YOUR INSTRUCTIONS: For the records that follow, give the number of lines in which the word "Undeleteable" occurs, with nothing added.

Dataset entries
---*---

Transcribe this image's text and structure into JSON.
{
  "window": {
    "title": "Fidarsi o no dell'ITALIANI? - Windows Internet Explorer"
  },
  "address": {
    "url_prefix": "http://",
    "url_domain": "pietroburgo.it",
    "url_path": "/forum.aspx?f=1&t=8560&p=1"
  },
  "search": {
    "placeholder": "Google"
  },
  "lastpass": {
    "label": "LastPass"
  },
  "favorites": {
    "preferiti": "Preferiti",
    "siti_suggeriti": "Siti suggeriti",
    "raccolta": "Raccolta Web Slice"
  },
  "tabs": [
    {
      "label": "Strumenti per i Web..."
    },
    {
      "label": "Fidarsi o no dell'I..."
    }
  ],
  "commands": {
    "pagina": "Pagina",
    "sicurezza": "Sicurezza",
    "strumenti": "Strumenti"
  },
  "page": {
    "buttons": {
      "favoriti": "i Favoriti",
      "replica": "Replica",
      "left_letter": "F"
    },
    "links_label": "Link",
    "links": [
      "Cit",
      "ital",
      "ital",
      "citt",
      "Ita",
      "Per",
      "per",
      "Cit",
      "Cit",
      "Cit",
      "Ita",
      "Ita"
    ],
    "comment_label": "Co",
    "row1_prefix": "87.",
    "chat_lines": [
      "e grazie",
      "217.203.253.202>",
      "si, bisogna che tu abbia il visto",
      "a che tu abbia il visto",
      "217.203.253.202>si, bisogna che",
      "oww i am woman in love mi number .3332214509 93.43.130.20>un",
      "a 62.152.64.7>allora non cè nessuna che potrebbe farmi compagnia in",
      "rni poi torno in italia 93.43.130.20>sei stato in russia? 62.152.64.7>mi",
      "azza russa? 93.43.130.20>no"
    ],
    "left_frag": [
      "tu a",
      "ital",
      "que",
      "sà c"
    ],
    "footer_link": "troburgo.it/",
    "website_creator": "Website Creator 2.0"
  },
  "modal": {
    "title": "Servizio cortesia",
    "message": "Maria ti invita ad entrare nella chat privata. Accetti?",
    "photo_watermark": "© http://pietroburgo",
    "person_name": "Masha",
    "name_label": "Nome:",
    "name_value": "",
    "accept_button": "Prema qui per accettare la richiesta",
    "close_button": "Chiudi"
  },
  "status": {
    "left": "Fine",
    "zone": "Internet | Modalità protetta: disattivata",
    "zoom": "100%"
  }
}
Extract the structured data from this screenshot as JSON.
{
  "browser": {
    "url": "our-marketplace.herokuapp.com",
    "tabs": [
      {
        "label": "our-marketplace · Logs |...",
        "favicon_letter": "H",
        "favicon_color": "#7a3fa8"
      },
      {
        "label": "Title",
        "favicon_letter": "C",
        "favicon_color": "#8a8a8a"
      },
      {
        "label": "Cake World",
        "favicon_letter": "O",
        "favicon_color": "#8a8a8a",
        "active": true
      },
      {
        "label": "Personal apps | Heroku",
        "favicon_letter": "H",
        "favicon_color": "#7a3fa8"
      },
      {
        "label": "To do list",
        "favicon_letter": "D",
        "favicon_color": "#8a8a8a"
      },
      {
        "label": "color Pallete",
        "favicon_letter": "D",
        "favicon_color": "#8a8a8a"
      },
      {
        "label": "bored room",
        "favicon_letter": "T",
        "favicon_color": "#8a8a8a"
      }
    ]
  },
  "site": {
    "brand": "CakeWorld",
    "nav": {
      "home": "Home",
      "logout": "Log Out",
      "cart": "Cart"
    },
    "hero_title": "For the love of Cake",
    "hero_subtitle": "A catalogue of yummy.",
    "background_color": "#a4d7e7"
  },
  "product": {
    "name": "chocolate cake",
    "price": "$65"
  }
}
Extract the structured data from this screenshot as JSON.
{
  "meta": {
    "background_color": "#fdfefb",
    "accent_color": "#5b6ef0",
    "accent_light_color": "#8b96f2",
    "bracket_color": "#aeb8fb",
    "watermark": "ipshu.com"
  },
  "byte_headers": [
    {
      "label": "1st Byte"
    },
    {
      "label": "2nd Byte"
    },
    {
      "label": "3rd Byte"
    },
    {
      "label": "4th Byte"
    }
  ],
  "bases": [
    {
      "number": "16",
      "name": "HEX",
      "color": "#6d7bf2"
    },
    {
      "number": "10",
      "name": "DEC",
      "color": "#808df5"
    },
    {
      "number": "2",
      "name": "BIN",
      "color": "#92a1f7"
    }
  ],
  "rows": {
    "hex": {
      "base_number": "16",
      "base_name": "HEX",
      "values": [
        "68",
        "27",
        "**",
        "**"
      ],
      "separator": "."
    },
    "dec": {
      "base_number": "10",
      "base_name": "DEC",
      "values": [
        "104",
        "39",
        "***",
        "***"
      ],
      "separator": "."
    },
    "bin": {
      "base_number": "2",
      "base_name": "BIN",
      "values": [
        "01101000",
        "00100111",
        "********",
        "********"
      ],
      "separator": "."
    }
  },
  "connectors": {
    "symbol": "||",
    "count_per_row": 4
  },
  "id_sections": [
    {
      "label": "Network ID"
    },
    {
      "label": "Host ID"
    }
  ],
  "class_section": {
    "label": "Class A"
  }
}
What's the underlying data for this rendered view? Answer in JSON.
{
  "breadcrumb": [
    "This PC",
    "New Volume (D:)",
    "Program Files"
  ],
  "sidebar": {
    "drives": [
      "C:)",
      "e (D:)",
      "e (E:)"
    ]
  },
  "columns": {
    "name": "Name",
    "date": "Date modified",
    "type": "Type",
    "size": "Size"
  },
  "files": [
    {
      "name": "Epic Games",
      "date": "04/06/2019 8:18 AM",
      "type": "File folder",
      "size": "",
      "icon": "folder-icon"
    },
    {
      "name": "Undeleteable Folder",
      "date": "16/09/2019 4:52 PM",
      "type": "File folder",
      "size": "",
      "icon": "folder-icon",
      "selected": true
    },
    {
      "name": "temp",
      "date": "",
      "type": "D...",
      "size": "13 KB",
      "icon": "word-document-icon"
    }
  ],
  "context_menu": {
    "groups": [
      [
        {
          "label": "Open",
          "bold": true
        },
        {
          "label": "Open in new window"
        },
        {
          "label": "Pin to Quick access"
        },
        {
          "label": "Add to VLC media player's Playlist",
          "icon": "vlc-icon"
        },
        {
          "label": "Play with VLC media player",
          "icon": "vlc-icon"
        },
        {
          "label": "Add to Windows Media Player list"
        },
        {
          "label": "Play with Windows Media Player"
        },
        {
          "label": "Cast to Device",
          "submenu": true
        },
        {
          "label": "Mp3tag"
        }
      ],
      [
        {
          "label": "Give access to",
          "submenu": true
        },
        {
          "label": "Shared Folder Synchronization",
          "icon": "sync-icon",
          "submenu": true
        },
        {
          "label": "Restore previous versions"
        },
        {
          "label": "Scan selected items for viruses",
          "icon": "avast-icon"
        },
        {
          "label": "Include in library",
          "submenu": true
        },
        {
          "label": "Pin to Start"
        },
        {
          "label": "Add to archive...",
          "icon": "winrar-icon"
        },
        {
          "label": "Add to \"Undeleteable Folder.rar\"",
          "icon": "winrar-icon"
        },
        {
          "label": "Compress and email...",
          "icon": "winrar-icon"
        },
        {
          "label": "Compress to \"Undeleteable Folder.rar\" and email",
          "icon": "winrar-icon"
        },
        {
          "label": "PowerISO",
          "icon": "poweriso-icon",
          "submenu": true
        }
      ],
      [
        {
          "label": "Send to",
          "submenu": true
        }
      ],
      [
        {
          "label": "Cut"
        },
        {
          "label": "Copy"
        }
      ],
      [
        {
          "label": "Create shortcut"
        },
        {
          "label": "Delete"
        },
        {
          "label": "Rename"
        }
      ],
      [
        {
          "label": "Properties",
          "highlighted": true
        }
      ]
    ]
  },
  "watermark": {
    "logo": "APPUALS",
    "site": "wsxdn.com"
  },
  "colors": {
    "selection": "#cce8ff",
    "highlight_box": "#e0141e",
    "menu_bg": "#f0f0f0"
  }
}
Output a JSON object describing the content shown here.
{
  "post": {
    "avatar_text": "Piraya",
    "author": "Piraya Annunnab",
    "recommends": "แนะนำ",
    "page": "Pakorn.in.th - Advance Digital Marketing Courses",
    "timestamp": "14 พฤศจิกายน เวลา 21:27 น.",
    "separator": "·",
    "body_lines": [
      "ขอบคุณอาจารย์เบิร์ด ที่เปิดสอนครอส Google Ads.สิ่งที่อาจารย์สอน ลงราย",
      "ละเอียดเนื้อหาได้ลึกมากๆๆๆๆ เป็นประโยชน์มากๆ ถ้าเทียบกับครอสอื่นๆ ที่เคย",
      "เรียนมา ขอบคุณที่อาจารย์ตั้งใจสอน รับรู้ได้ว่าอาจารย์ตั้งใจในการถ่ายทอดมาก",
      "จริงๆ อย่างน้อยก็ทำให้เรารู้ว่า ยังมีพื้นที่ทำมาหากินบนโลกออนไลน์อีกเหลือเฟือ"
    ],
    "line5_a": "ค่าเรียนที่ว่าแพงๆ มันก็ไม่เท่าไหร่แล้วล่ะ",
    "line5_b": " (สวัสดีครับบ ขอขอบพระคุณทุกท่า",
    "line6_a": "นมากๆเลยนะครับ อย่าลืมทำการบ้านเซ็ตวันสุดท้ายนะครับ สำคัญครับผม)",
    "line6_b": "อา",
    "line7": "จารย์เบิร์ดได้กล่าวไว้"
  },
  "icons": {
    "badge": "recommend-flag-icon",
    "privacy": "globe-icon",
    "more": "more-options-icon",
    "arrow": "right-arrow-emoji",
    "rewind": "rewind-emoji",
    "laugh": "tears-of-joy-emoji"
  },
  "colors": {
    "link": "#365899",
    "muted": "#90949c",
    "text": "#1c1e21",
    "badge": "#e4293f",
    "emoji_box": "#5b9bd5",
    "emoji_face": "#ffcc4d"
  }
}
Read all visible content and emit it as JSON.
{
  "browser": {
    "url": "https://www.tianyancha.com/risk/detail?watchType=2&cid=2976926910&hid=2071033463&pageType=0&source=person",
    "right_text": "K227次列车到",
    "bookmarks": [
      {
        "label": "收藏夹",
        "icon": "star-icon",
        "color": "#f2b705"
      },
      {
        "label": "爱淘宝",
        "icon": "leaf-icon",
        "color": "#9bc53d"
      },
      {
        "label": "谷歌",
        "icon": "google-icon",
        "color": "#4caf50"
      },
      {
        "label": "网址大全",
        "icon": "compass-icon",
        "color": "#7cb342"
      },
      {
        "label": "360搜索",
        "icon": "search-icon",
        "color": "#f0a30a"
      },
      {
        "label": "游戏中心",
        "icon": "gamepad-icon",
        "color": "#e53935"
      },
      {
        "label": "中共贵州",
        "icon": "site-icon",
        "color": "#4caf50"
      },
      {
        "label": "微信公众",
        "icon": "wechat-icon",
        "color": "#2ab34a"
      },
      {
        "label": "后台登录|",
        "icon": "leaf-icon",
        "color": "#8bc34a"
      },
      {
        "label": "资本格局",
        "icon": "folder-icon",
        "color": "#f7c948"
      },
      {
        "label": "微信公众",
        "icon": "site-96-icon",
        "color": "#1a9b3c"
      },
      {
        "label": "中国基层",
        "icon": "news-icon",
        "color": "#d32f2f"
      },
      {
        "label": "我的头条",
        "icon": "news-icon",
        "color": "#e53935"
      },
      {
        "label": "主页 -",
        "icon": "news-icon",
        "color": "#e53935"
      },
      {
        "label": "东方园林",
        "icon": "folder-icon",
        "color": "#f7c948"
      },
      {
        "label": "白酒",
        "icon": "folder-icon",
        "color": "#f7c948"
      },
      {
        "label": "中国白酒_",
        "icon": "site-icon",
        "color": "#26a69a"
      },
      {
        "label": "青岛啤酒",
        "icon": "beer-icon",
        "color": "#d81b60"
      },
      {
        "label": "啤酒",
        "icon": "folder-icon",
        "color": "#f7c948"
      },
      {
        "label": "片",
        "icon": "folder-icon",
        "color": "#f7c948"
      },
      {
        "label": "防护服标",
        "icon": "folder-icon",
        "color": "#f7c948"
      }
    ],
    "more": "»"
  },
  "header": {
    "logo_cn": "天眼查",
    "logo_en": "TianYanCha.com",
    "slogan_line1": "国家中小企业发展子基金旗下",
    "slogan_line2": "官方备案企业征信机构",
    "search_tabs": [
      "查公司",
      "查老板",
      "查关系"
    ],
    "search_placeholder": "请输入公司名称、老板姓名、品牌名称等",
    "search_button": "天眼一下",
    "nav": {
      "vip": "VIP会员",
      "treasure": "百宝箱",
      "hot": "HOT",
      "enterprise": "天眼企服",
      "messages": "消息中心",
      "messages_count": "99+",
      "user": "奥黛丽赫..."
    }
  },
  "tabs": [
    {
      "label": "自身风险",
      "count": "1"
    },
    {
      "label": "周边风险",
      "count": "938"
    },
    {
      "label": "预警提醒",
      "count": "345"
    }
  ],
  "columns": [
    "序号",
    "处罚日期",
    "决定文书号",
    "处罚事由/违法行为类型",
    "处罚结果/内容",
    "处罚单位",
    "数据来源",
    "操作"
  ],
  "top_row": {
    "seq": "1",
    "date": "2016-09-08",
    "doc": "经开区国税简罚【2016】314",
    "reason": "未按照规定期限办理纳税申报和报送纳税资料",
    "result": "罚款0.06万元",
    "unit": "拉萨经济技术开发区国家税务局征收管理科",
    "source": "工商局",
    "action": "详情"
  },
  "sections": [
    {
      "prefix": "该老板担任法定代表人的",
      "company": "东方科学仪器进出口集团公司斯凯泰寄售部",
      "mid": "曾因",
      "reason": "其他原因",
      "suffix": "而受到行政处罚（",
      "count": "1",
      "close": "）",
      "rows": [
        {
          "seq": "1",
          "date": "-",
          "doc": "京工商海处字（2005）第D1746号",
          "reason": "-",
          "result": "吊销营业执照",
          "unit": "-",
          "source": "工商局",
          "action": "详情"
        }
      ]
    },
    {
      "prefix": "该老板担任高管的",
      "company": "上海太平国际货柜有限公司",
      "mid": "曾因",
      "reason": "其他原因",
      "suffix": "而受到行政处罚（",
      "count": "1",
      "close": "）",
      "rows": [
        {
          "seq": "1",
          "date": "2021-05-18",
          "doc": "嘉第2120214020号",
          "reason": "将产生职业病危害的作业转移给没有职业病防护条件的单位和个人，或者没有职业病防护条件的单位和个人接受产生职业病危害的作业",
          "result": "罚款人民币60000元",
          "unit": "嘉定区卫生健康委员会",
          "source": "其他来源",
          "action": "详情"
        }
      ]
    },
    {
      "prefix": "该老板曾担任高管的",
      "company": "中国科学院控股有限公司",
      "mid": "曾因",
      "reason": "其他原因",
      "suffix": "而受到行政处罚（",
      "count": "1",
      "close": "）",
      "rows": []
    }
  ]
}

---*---

RESULT FOR THIS TASK: 3